INSTRUCTIONS FOR THE TASK:
Except for the pictures, retype the records that follow exactly.

RECORDS FOR THIS TASK:
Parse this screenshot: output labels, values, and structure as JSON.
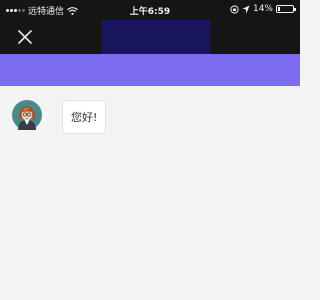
{
  "status_bar": {
    "carrier": "远特通信",
    "time": "上午6:59",
    "battery": "14%",
    "battery_level": 0.14
  },
  "nav": {
    "close_icon": "close-icon"
  },
  "chat": {
    "messages": [
      {
        "sender": "bot",
        "avatar_icon": "female-avatar-icon",
        "text": "您好!"
      }
    ]
  },
  "colors": {
    "status_bar_bg": "#151515",
    "nav_bg": "#161616",
    "nav_title_block": "#19155e",
    "header_band": "#7c6cf0",
    "chat_bg": "#f4f4f4",
    "bubble_bg": "#ffffff"
  }
}
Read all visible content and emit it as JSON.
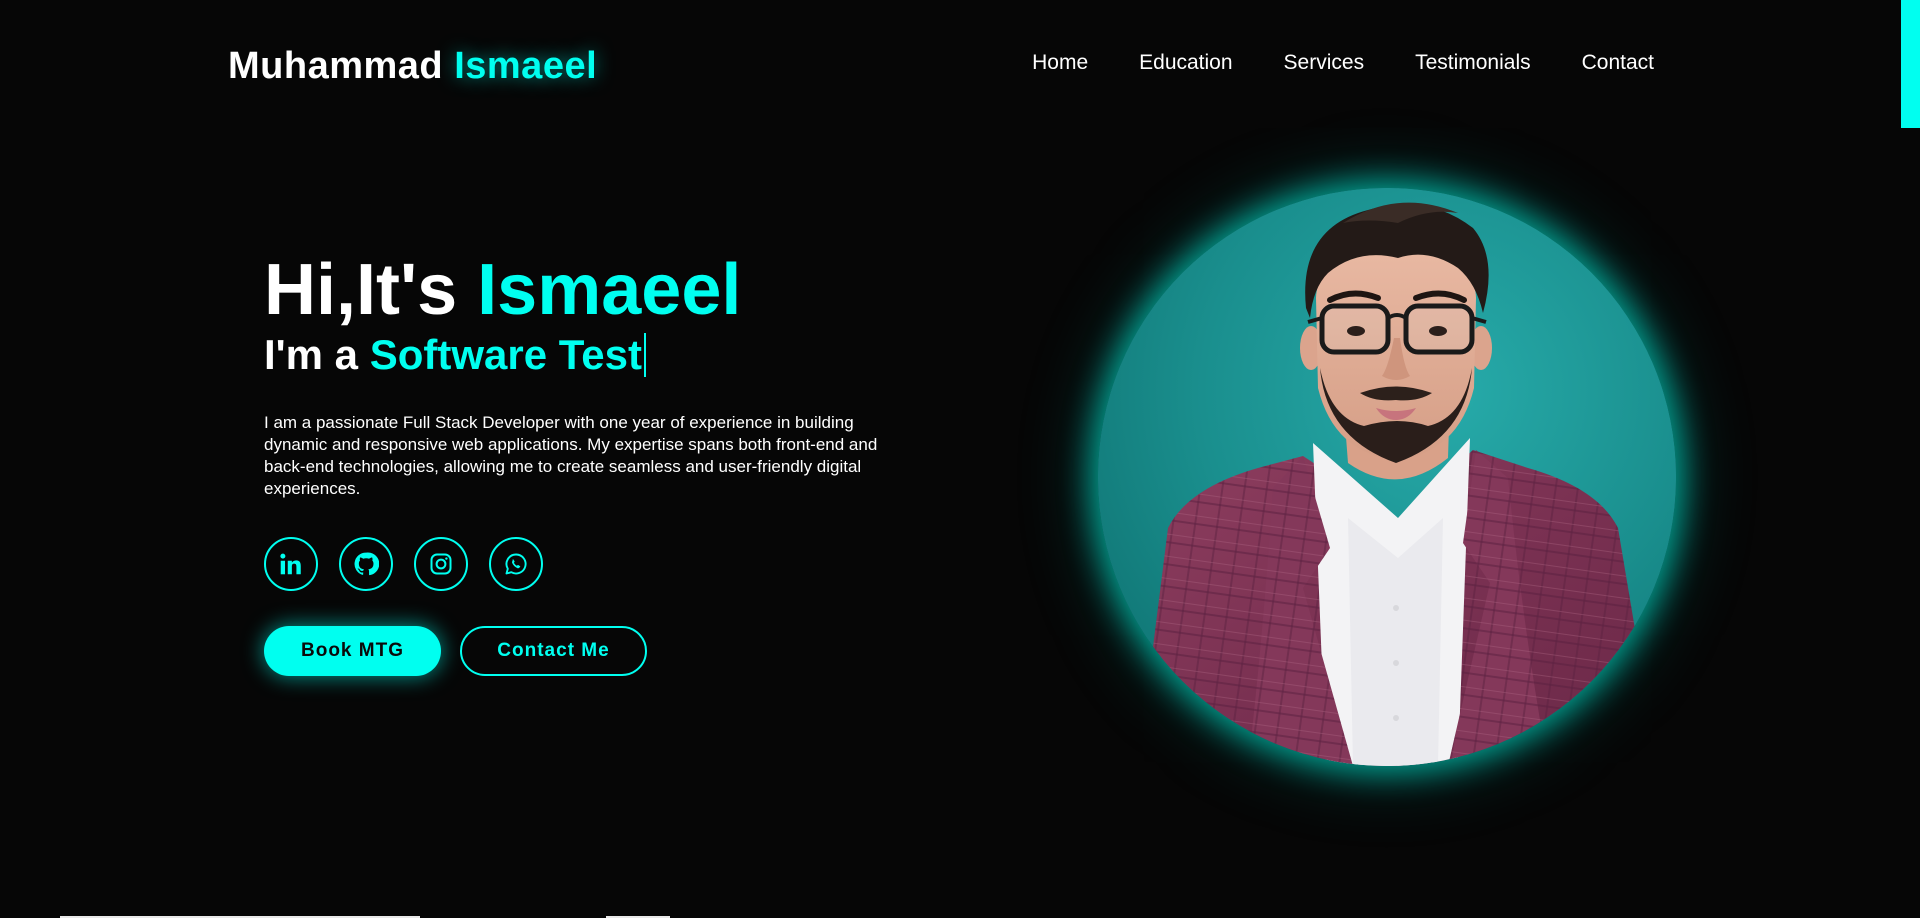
{
  "logo": {
    "first": "Muhammad",
    "second": "Ismaeel"
  },
  "nav": {
    "items": [
      {
        "label": "Home"
      },
      {
        "label": "Education"
      },
      {
        "label": "Services"
      },
      {
        "label": "Testimonials"
      },
      {
        "label": "Contact"
      }
    ]
  },
  "hero": {
    "greeting_prefix": "Hi,It's",
    "greeting_name": "Ismaeel",
    "role_prefix": "I'm a",
    "role_typed": "Software Test",
    "description": "I am a passionate Full Stack Developer with one year of experience in building dynamic and responsive web applications. My expertise spans both front-end and back-end technologies, allowing me to create seamless and user-friendly digital experiences."
  },
  "socials": [
    {
      "icon": "linkedin-icon"
    },
    {
      "icon": "github-icon"
    },
    {
      "icon": "instagram-icon"
    },
    {
      "icon": "whatsapp-icon"
    }
  ],
  "buttons": {
    "book_label": "Book MTG",
    "contact_label": "Contact Me"
  },
  "profile": {
    "icon": "profile-photo"
  },
  "colors": {
    "accent": "#00fff0",
    "background": "#060606",
    "text": "#ffffff"
  }
}
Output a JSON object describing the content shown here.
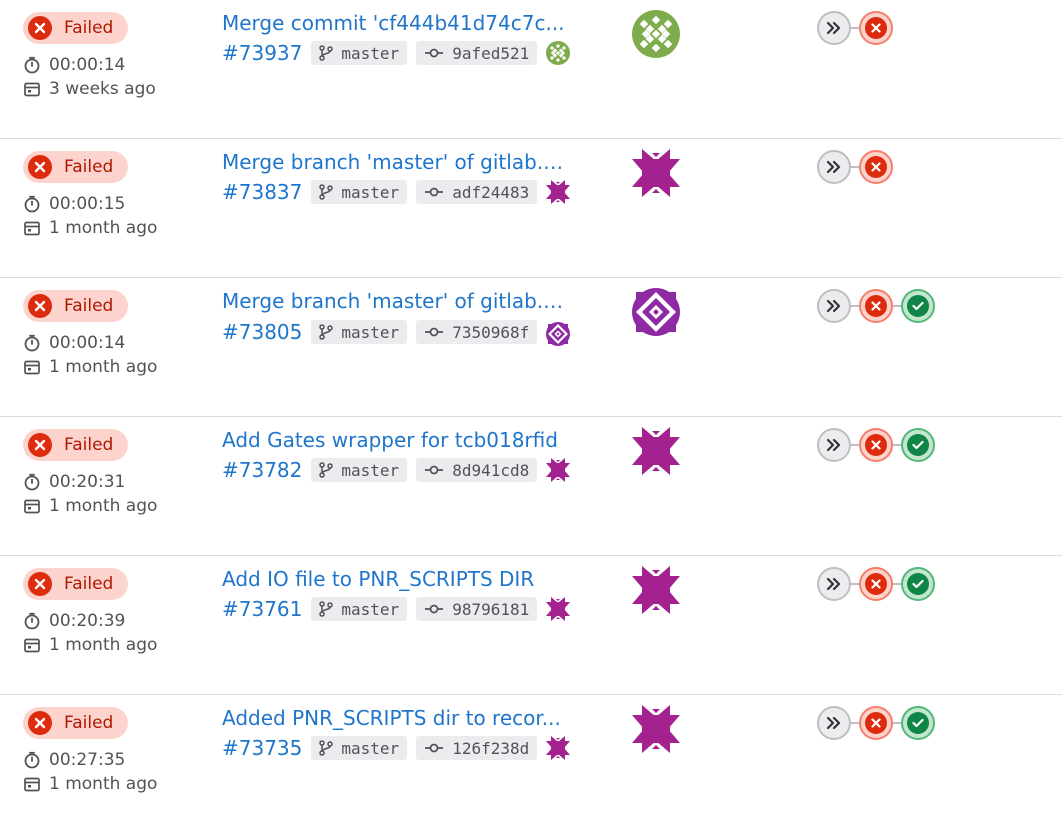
{
  "pipelines": [
    {
      "status": "Failed",
      "duration": "00:00:14",
      "finished": "3 weeks ago",
      "commit_title": "Merge commit 'cf444b41d74c7c...",
      "id": "#73937",
      "branch": "master",
      "sha": "9afed521",
      "avatar_color": "#7eab4b",
      "avatar_pattern": "lattice",
      "stages": [
        "skipped",
        "failed"
      ]
    },
    {
      "status": "Failed",
      "duration": "00:00:15",
      "finished": "1 month ago",
      "commit_title": "Merge branch 'master' of gitlab.a...",
      "id": "#73837",
      "branch": "master",
      "sha": "adf24483",
      "avatar_color": "#a3228f",
      "avatar_pattern": "star",
      "stages": [
        "skipped",
        "failed"
      ]
    },
    {
      "status": "Failed",
      "duration": "00:00:14",
      "finished": "1 month ago",
      "commit_title": "Merge branch 'master' of gitlab.a...",
      "id": "#73805",
      "branch": "master",
      "sha": "7350968f",
      "avatar_color": "#8e2aa3",
      "avatar_pattern": "diamond",
      "stages": [
        "skipped",
        "failed",
        "passed"
      ]
    },
    {
      "status": "Failed",
      "duration": "00:20:31",
      "finished": "1 month ago",
      "commit_title": "Add Gates wrapper for tcb018rfid",
      "id": "#73782",
      "branch": "master",
      "sha": "8d941cd8",
      "avatar_color": "#a3228f",
      "avatar_pattern": "star",
      "stages": [
        "skipped",
        "failed",
        "passed"
      ]
    },
    {
      "status": "Failed",
      "duration": "00:20:39",
      "finished": "1 month ago",
      "commit_title": "Add IO file to PNR_SCRIPTS DIR",
      "id": "#73761",
      "branch": "master",
      "sha": "98796181",
      "avatar_color": "#a3228f",
      "avatar_pattern": "star",
      "stages": [
        "skipped",
        "failed",
        "passed"
      ]
    },
    {
      "status": "Failed",
      "duration": "00:27:35",
      "finished": "1 month ago",
      "commit_title": "Added PNR_SCRIPTS dir to recor...",
      "id": "#73735",
      "branch": "master",
      "sha": "126f238d",
      "avatar_color": "#a3228f",
      "avatar_pattern": "star",
      "stages": [
        "skipped",
        "failed",
        "passed"
      ]
    }
  ],
  "colors": {
    "link": "#1f75cb",
    "failed_bg": "#fdd4cd",
    "failed": "#dd2b0e",
    "passed": "#108548"
  }
}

OUTPUT FOR THIS TASK:
Parse this screenshot: output labels, values, and structure as JSON.
{
  "status_bar": {
    "carrier": "远特通信",
    "time": "上午6:59",
    "battery": "14%",
    "battery_level": 0.14
  },
  "nav": {
    "close_icon": "close-icon"
  },
  "chat": {
    "messages": [
      {
        "sender": "bot",
        "avatar_icon": "female-avatar-icon",
        "text": "您好!"
      }
    ]
  },
  "colors": {
    "status_bar_bg": "#151515",
    "nav_bg": "#161616",
    "nav_title_block": "#19155e",
    "header_band": "#7c6cf0",
    "chat_bg": "#f4f4f4",
    "bubble_bg": "#ffffff"
  }
}
Read all visible content and emit it as JSON.
{
  "logo": {
    "first": "Muhammad",
    "second": "Ismaeel"
  },
  "nav": {
    "items": [
      {
        "label": "Home"
      },
      {
        "label": "Education"
      },
      {
        "label": "Services"
      },
      {
        "label": "Testimonials"
      },
      {
        "label": "Contact"
      }
    ]
  },
  "hero": {
    "greeting_prefix": "Hi,It's",
    "greeting_name": "Ismaeel",
    "role_prefix": "I'm a",
    "role_typed": "Software Test",
    "description": "I am a passionate Full Stack Developer with one year of experience in building dynamic and responsive web applications. My expertise spans both front-end and back-end technologies, allowing me to create seamless and user-friendly digital experiences."
  },
  "socials": [
    {
      "icon": "linkedin-icon"
    },
    {
      "icon": "github-icon"
    },
    {
      "icon": "instagram-icon"
    },
    {
      "icon": "whatsapp-icon"
    }
  ],
  "buttons": {
    "book_label": "Book MTG",
    "contact_label": "Contact Me"
  },
  "profile": {
    "icon": "profile-photo"
  },
  "colors": {
    "accent": "#00fff0",
    "background": "#060606",
    "text": "#ffffff"
  }
}
Output a JSON object describing the content shown here.
{
  "pipelines": [
    {
      "status": "Failed",
      "duration": "00:00:14",
      "finished": "3 weeks ago",
      "commit_title": "Merge commit 'cf444b41d74c7c...",
      "id": "#73937",
      "branch": "master",
      "sha": "9afed521",
      "avatar_color": "#7eab4b",
      "avatar_pattern": "lattice",
      "stages": [
        "skipped",
        "failed"
      ]
    },
    {
      "status": "Failed",
      "duration": "00:00:15",
      "finished": "1 month ago",
      "commit_title": "Merge branch 'master' of gitlab.a...",
      "id": "#73837",
      "branch": "master",
      "sha": "adf24483",
      "avatar_color": "#a3228f",
      "avatar_pattern": "star",
      "stages": [
        "skipped",
        "failed"
      ]
    },
    {
      "status": "Failed",
      "duration": "00:00:14",
      "finished": "1 month ago",
      "commit_title": "Merge branch 'master' of gitlab.a...",
      "id": "#73805",
      "branch": "master",
      "sha": "7350968f",
      "avatar_color": "#8e2aa3",
      "avatar_pattern": "diamond",
      "stages": [
        "skipped",
        "failed",
        "passed"
      ]
    },
    {
      "status": "Failed",
      "duration": "00:20:31",
      "finished": "1 month ago",
      "commit_title": "Add Gates wrapper for tcb018rfid",
      "id": "#73782",
      "branch": "master",
      "sha": "8d941cd8",
      "avatar_color": "#a3228f",
      "avatar_pattern": "star",
      "stages": [
        "skipped",
        "failed",
        "passed"
      ]
    },
    {
      "status": "Failed",
      "duration": "00:20:39",
      "finished": "1 month ago",
      "commit_title": "Add IO file to PNR_SCRIPTS DIR",
      "id": "#73761",
      "branch": "master",
      "sha": "98796181",
      "avatar_color": "#a3228f",
      "avatar_pattern": "star",
      "stages": [
        "skipped",
        "failed",
        "passed"
      ]
    },
    {
      "status": "Failed",
      "duration": "00:27:35",
      "finished": "1 month ago",
      "commit_title": "Added PNR_SCRIPTS dir to recor...",
      "id": "#73735",
      "branch": "master",
      "sha": "126f238d",
      "avatar_color": "#a3228f",
      "avatar_pattern": "star",
      "stages": [
        "skipped",
        "failed",
        "passed"
      ]
    }
  ],
  "colors": {
    "link": "#1f75cb",
    "failed_bg": "#fdd4cd",
    "failed": "#dd2b0e",
    "passed": "#108548"
  }
}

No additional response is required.